A last look at the run differential for the 2012 Mets

Last night’s loss to the Braves dropped the Mets’ record to 73-85. The team’s actual record matches exactly its Pythagorean Record. Earlier in the year the talk was how the Mets were exceeding their Pythagorean Record by an insane amount. Those of us who pointed this out were scoffed at and while I looked for reasons why Pythagoras might not apply to the Mets back in late May, run differential once again has done a good job of predicting the team’s fortune.

In case you’ve forgotten, here’s how Pythagoras has done the last five years with the Mets:

2011: 79-83 (actual: 77-85)
2010: 81-81 (actual: 79-83)
2009: 72-90 (actual: 70-92)
2008: 89-73 (actual: 89-73)
2007: 86-76 (actual: 88-74)

After May 14th, the Mets’ actual record was 20-15 while Pythagoras had them earning a 16-19 mark. At that pace, the Mets were on target for a 93-win season while their run differential predicted 74 wins. Clearly they are going to finish the 2012 season with a ledger much, much closer to what their mid-May run differential predicted.

The point of this is not to suggest that you can tell a team’s ultimate record by its May run differential. Instead, while a team can exceed expectations at the one-quarter mark, by the end of the 162-game season that Pythagoras will be pretty darn close to being right. Even the Orioles have a positive run differential right now. No team in baseball with a winning record has a negative run differential.

Even the 2012 Mets, who were a (-35) in run differential after May 24, climbed to a positive run differential. By July 3rd, the Mets had a +32 run differential and their Pythagoras and actual records both projected an 88-win season.

Since then the Mets have been outscored by 87 runs as the offense has posted two or fewer runs 33 times in 77 games. They have a 3-30 mark in those contests.

In September alone, the Mets have scored 88 runs and allowed 110 in 26 games.
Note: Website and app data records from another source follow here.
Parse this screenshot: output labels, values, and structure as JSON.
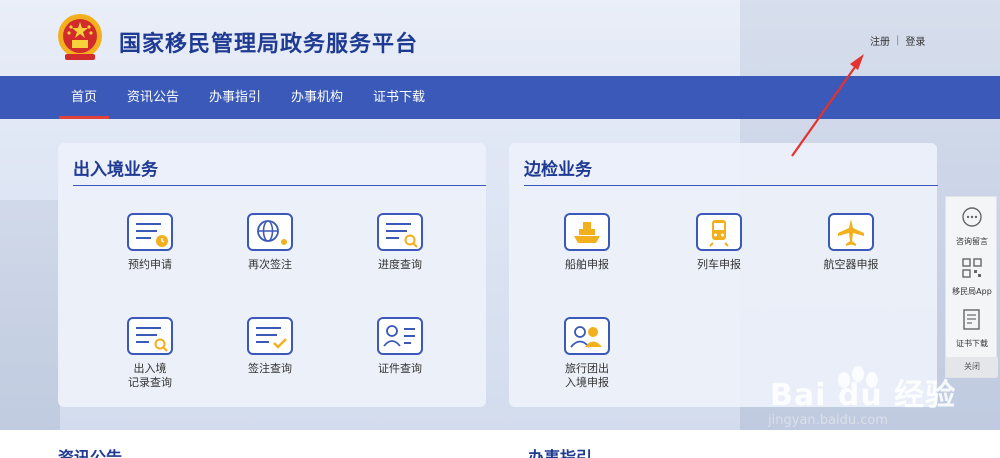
{
  "header": {
    "title": "国家移民管理局政务服务平台"
  },
  "top_links": {
    "register": "注册",
    "separator": "|",
    "login": "登录"
  },
  "nav": {
    "items": [
      {
        "label": "首页",
        "active": true
      },
      {
        "label": "资讯公告"
      },
      {
        "label": "办事指引"
      },
      {
        "label": "办事机构"
      },
      {
        "label": "证书下载"
      }
    ]
  },
  "entry_exit": {
    "title": "出入境业务",
    "services": [
      {
        "label": "预约申请",
        "icon": "appointment-icon"
      },
      {
        "label": "再次签注",
        "icon": "globe-icon"
      },
      {
        "label": "进度查询",
        "icon": "progress-search-icon"
      },
      {
        "label": "出入境\n记录查询",
        "icon": "record-search-icon"
      },
      {
        "label": "签注查询",
        "icon": "endorsement-check-icon"
      },
      {
        "label": "证件查询",
        "icon": "id-card-icon"
      }
    ]
  },
  "border": {
    "title": "边检业务",
    "services": [
      {
        "label": "船舶申报",
        "icon": "ship-icon"
      },
      {
        "label": "列车申报",
        "icon": "train-icon"
      },
      {
        "label": "航空器申报",
        "icon": "airplane-icon"
      },
      {
        "label": "旅行团出\n入境申报",
        "icon": "tour-group-icon"
      }
    ]
  },
  "sidebar": {
    "items": [
      {
        "label": "咨询留言",
        "icon": "chat-icon"
      },
      {
        "label": "移民局App",
        "icon": "qr-code-icon"
      },
      {
        "label": "证书下载",
        "icon": "certificate-icon"
      }
    ],
    "close": "关闭"
  },
  "sections": {
    "news": "资讯公告",
    "guide": "办事指引"
  },
  "watermark": {
    "brand": "Bai du 经验",
    "url": "jingyan.baidu.com"
  },
  "colors": {
    "nav": "#3a59b8",
    "title": "#1f3a93",
    "active_underline": "#e0413b",
    "icon_gold": "#f2b01e",
    "annotation_arrow": "#e5322d"
  }
}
The pitchers have allowed 4.23 runs per game, which is exactly league average for the month. The problem remains the offense.

Over the last 15 games, the Mets are 8-2 when they score three or more runs.

To date there have been 2,528 games played with a team from the National League. Here are the league averages for low scoring games and what the Mets have done in those same instances:

0 Runs 174 7% 12 8%
1 Run 302 12% 17 11%
2 Runs 338 13% 20 13%

Overall, the Mets are about average in these low-scoring games. A team in the NL will score two or fewer runs about one-third of the time (32%). But earlier we saw the Mets had a low-scoring game 33 times in their past 77 games or 43% of the time.

Perhaps the offense would not seem so dismal if these low scoring games were evenly distributed throughout the year. I’m shocked the Mets have only been shut out 12 times this year but four of those have come in September and eight of them since August 8th. Meanwhile, the Mets were blanked just three times the first three months of the season.

Regardless of the distribution of runs, there simply have not been enough of them here in 2012. If the Mets hope to improve their record going forward, they will have to address the lineup in the offseason, including ways to perform better versus LHP, who held Mets batters to an OPS 43 points lower than RHP.

2 comments for “A last look at the run differential for the 2012 Mets

  1. Name
    September 30, 2012 at 11:41 am

    I guess the Pythogrean theorem is sorta like fielding metrics, the longer the sample size, the more credible it gets. In the short term, you can have odd splits. It’s hard to continue winning in all low scoring games and then get blown out in all losing games. Eventually, good teams will blow the other team out and also lose close games.

    I don’t think that low scoring chart really tells the whole story this season. In the first half in had 4/6/7 in 0/1/2 games respectively. Those are percentages of 4.7%/7.0%/8.1% , which are almost half the league averages. In the 2nd half, they are 8/13/10 which translates to a 11.1%/18.1%/13.9%. Those numbers are WELL above the average. I’m pretty sure any fan could have deduced this because we all know that in the 2nd half the offense has virtually been non-existant. But i think we’re not giving them enough credit for what they did in the first half.

    • September 30, 2012 at 11:59 am

      So the question remains: How much did the Mets overachieve in the first half compared to how much they underachieved here in the 2nd half? Do you think the 73-85 record right now is indicative of the talent on hand?

      My completely biased view is that the underachievement here in the second half has outweighed the overachievement earlier in the year. I think the talent as currently distributed is closer to .500 than 12 games under.

      Of course, that talent needs to be redistributed in the offseason.

Leave a Reply

Your email address will not be published. Required fields are marked *